The long stretch of the river presents its own challenges in that not all levees or conditions are the same along the river.
In the Corps' Omaha, Nebraska, district, Malone said, the majority of levees are federally funded. They are bigger and stronger and more expensive to maintain and repair.
In the Kansas City district, which includes Central Missouri, only around 10 percent of the levees are federal levees, and most of those are in the St. Joseph and Kansas City areas. Those federal levees are being improved right now as part of a multi-million dollar project because many were older levees where seepage became an issue in 2019.
The levees along the river in Central Missouri are classified as non-federal levee systems, meaning they are in the Corps program but not typically built by the Corps.
For these systems, the federal government pays 80 percent of repair costs, and levee districts pay the remaining 20 percent. The levee district may provide some or all of its percentage by in-kind work as part of an agreement with the Corps.
Most of the Central Missouri levees primarily protect farmland.

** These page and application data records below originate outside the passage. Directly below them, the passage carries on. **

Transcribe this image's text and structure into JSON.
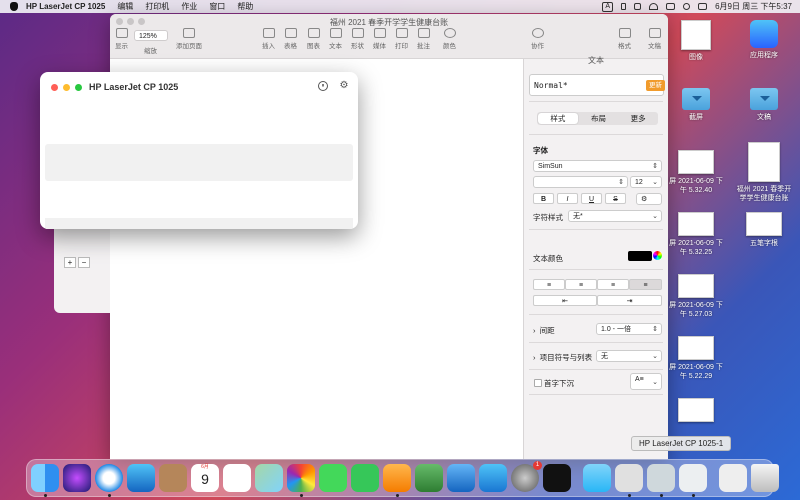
{
  "menubar": {
    "app_name": "HP LaserJet CP 1025",
    "items": [
      "编辑",
      "打印机",
      "作业",
      "窗口",
      "帮助"
    ],
    "input_method": "A",
    "datetime": "6月9日 周三 下午5:37"
  },
  "pages": {
    "doc_title": "福州 2021 春季开学学生健康台账",
    "zoom": "125%",
    "toolbar_left": [
      "显示",
      "缩放",
      "添加页面"
    ],
    "toolbar_mid": [
      "插入",
      "表格",
      "图表",
      "文本",
      "形状",
      "媒体",
      "打印",
      "批注",
      "颜色"
    ],
    "toolbar_right": [
      "协作",
      "格式",
      "文稿"
    ],
    "panel": {
      "header": "文本",
      "para_style": "Normal*",
      "update": "更新",
      "tabs": [
        "样式",
        "布局",
        "更多"
      ],
      "font_label": "字体",
      "font_name": "SimSun",
      "font_size": "12",
      "format_buttons": [
        "B",
        "I",
        "U",
        "S"
      ],
      "char_style_label": "字符样式",
      "char_style_value": "无*",
      "text_color_label": "文本颜色",
      "spacing_label": "间距",
      "spacing_value": "1.0 - 一倍",
      "bullets_label": "项目符号与列表",
      "bullets_value": "无",
      "dropcap_label": "首字下沉",
      "text_color": "#000000",
      "accent": "#f19b2c"
    }
  },
  "hp_window": {
    "title": "HP LaserJet CP 1025"
  },
  "desktop": {
    "icons": [
      {
        "label": "图像"
      },
      {
        "label": "应用程序"
      },
      {
        "label": "截屏"
      },
      {
        "label": "文稿"
      },
      {
        "label": "屏 2021-06-09 下午 5.32.40"
      },
      {
        "label": "福州 2021 春季开学学生健康台账"
      },
      {
        "label": "屏 2021-06-09 下午 5.32.25"
      },
      {
        "label": "五笔字根"
      },
      {
        "label": "屏 2021-06-09 下午 5.27.03"
      },
      {
        "label": "屏 2021-06-09 下午 5.22.29"
      }
    ]
  },
  "dock": {
    "tooltip": "HP LaserJet CP 1025-1",
    "calendar_month": "6月",
    "calendar_day": "9",
    "badge_count": "1",
    "apps": [
      "finder",
      "siri",
      "safari",
      "mail",
      "contacts",
      "calendar",
      "reminders",
      "maps",
      "photos",
      "messages",
      "facetime",
      "pages",
      "numbers",
      "keynote",
      "app-store",
      "system-preferences",
      "apple-tv"
    ]
  }
}
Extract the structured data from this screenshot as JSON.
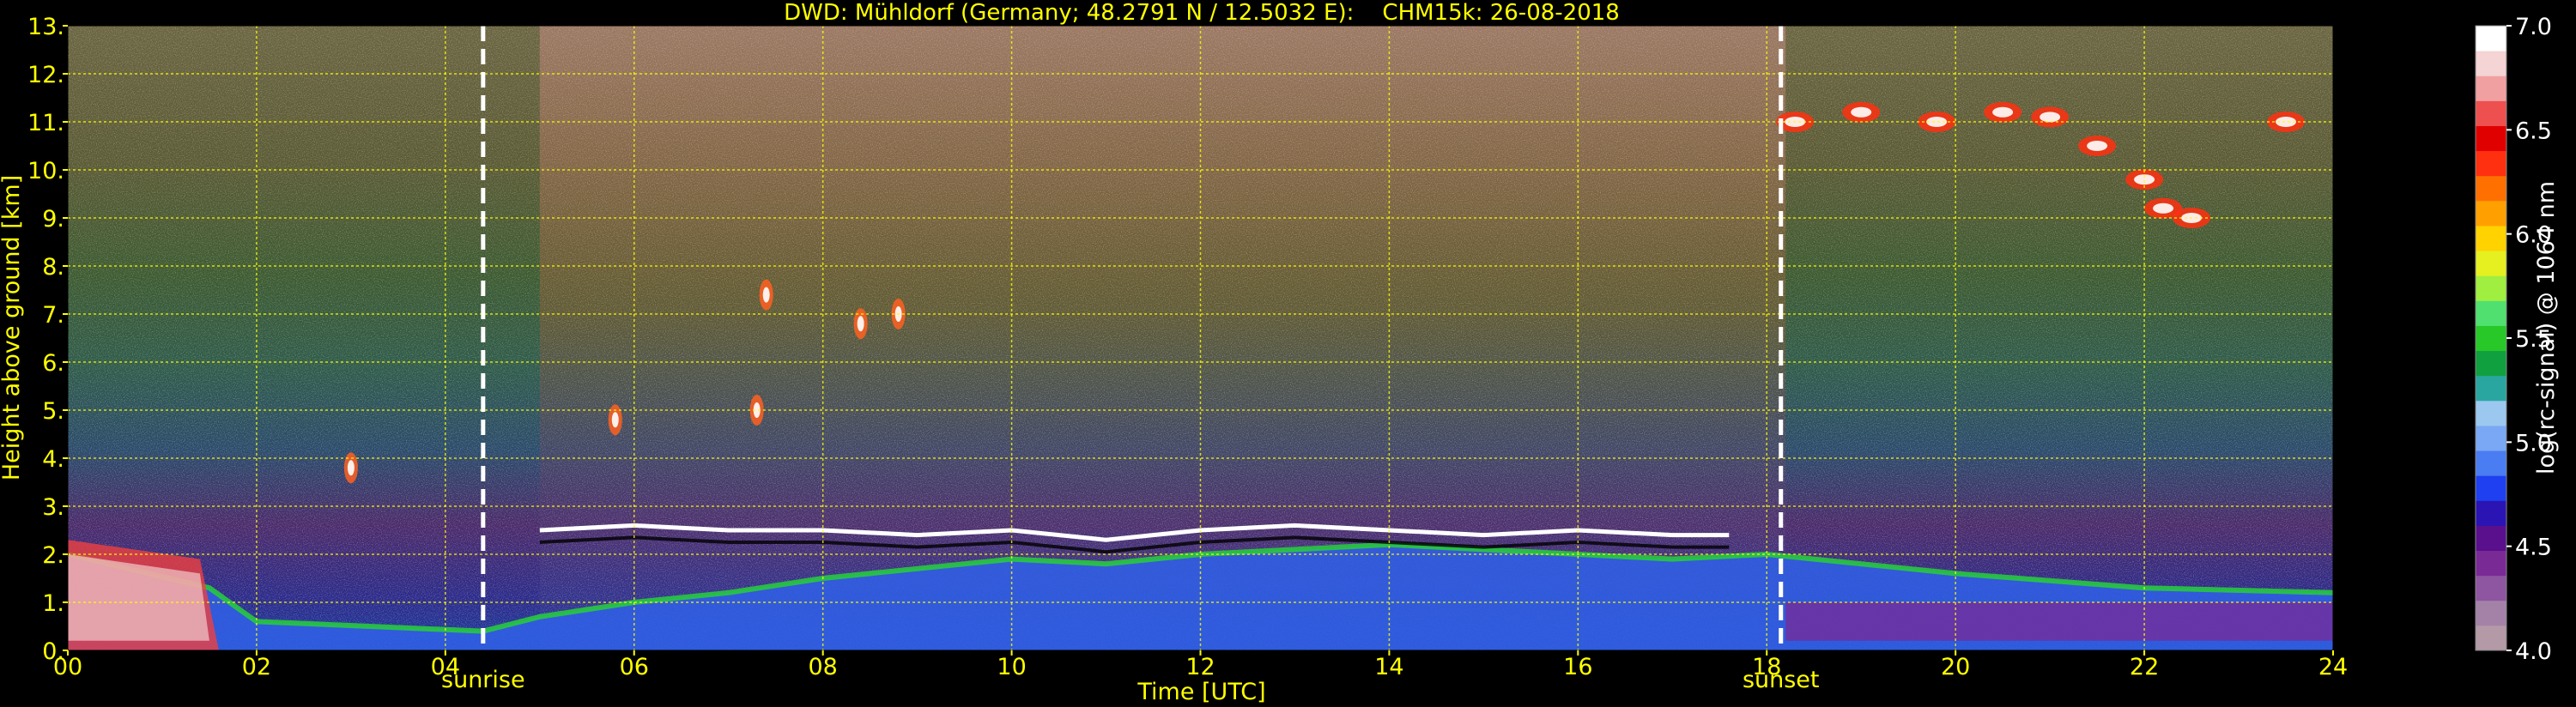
{
  "chart_data": {
    "type": "heatmap",
    "title": "DWD: Mühldorf (Germany; 48.2791 N / 12.5032 E):    CHM15k: 26-08-2018",
    "xlabel": "Time [UTC]",
    "ylabel": "Height above ground [km]",
    "colorbar_label": "log(rc-signal) @ 1064 nm",
    "xlim": [
      0,
      24
    ],
    "ylim": [
      0,
      13
    ],
    "x_ticks": [
      0,
      2,
      4,
      6,
      8,
      10,
      12,
      14,
      16,
      18,
      20,
      22,
      24
    ],
    "x_tick_labels": [
      "00",
      "02",
      "04",
      "06",
      "08",
      "10",
      "12",
      "14",
      "16",
      "18",
      "20",
      "22",
      "24"
    ],
    "y_ticks": [
      0,
      1,
      2,
      3,
      4,
      5,
      6,
      7,
      8,
      9,
      10,
      11,
      12,
      13
    ],
    "y_tick_labels": [
      "0.",
      "1.",
      "2.",
      "3.",
      "4.",
      "5.",
      "6.",
      "7.",
      "8.",
      "9.",
      "10.",
      "11.",
      "12.",
      "13."
    ],
    "grid": true,
    "colorbar": {
      "range": [
        4.0,
        7.0
      ],
      "ticks": [
        4.0,
        4.5,
        5.0,
        5.5,
        6.0,
        6.5,
        7.0
      ],
      "tick_labels": [
        "4.0",
        "4.5",
        "5.0",
        "5.5",
        "6.0",
        "6.5",
        "7.0"
      ],
      "colors": [
        "#b49aa6",
        "#a482a8",
        "#8e55a0",
        "#7a2a95",
        "#5a0f8c",
        "#2a14b4",
        "#1f40f0",
        "#4a7cf2",
        "#7aa8f4",
        "#9cc8f0",
        "#2aa6a0",
        "#10a040",
        "#28c828",
        "#50e070",
        "#a0ee40",
        "#e6f020",
        "#ffd200",
        "#ffa000",
        "#ff7000",
        "#ff3010",
        "#e00000",
        "#ee5050",
        "#f0a0a0",
        "#f4d4d4",
        "#ffffff"
      ]
    },
    "sunrise": 4.4,
    "sunrise_label": "sunrise",
    "sunset": 18.15,
    "sunset_label": "sunset",
    "features": {
      "boundary_layer_top_km": [
        [
          0.0,
          2.0
        ],
        [
          1.5,
          1.3
        ],
        [
          2.0,
          0.6
        ],
        [
          4.4,
          0.4
        ],
        [
          5.0,
          0.7
        ],
        [
          6.0,
          1.0
        ],
        [
          7.0,
          1.2
        ],
        [
          8.0,
          1.5
        ],
        [
          9.0,
          1.7
        ],
        [
          10.0,
          1.9
        ],
        [
          11.0,
          1.8
        ],
        [
          12.0,
          2.0
        ],
        [
          13.0,
          2.1
        ],
        [
          14.0,
          2.2
        ],
        [
          15.0,
          2.1
        ],
        [
          16.0,
          2.0
        ],
        [
          17.0,
          1.9
        ],
        [
          18.0,
          2.0
        ],
        [
          19.0,
          1.8
        ],
        [
          20.0,
          1.6
        ],
        [
          22.0,
          1.3
        ],
        [
          24.0,
          1.2
        ]
      ],
      "stratocumulus_top_km": [
        [
          5.0,
          2.5
        ],
        [
          6.0,
          2.6
        ],
        [
          7.0,
          2.5
        ],
        [
          8.0,
          2.5
        ],
        [
          9.0,
          2.4
        ],
        [
          10.0,
          2.5
        ],
        [
          11.0,
          2.3
        ],
        [
          12.0,
          2.5
        ],
        [
          13.0,
          2.6
        ],
        [
          14.0,
          2.5
        ],
        [
          15.0,
          2.4
        ],
        [
          16.0,
          2.5
        ],
        [
          17.0,
          2.4
        ],
        [
          17.6,
          2.4
        ]
      ],
      "cirrus_km": [
        [
          18.3,
          11.0
        ],
        [
          19.0,
          11.2
        ],
        [
          19.8,
          11.0
        ],
        [
          20.5,
          11.2
        ],
        [
          21.0,
          11.1
        ],
        [
          21.5,
          10.5
        ],
        [
          22.0,
          9.8
        ],
        [
          22.2,
          9.2
        ],
        [
          22.5,
          9.0
        ],
        [
          23.5,
          11.0
        ]
      ],
      "midlevel_clouds_km": [
        [
          5.8,
          4.8
        ],
        [
          7.3,
          5.0
        ],
        [
          7.4,
          7.4
        ],
        [
          8.4,
          6.8
        ],
        [
          8.8,
          7.0
        ],
        [
          3.0,
          3.8
        ]
      ]
    }
  }
}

"People need to remember that what caused the 2019 flood was really bad weather at the wrong time," Malone said. "We had torrential rains on top of snow on top of frozen ground," he said. "With the volume that came down at one time and kept coming down, it would have taken levees that would have been massive in size to prevent flooding in that scenario."
'It's a complex problem'
Roger Fisher, chairman of the Heartland Port Authority Board and who also serves as Callaway County Western District commissioner, said Atchison County is using a "common sense approach" by creating a wider area for water to flow through.
"In my opinion, and everyone has one, it's not 'rocket science,'" Fischer said. "It will require a planning process including a feasibility study to get the numbers that lead us to the right decisions of where or how high our levees need to be.
"Consider it like a roof gutter, a 4-inch wide gutter will not hold as much as a 5- or 6-inch gutter," he added. "It holds true for the river. By widening the width, it would allow more 'volume of water' to flow down the river, thereby reducing the elevation of the water before it overflows."
Fisher said he is hoping to meet with officials in the next few weeks to talk about flood-control plans.
"There's no levee districts in this area that I'm aware of that have or are looking to do what the folks in Atchison County have done," Fisher said. "Farmers probably wouldn't want to give up the property that would be needed to do what was done in Atchison County.
"We have a lot of jobs at businesses along the river that are at risk of flooding such as ABB and the Jefferson City airport. It is also vital that what we design would prevent losing our only northern access to Jefferson City — the U.S. 54/63 corridor."
Malone added: "In the end, it takes a coordinated effort to make improvements on the river. It's a complex problem, and we've never said improvements can't be made. But deciding what improvements can be made and how they will affect the next person down the river is what we have to keep in mind."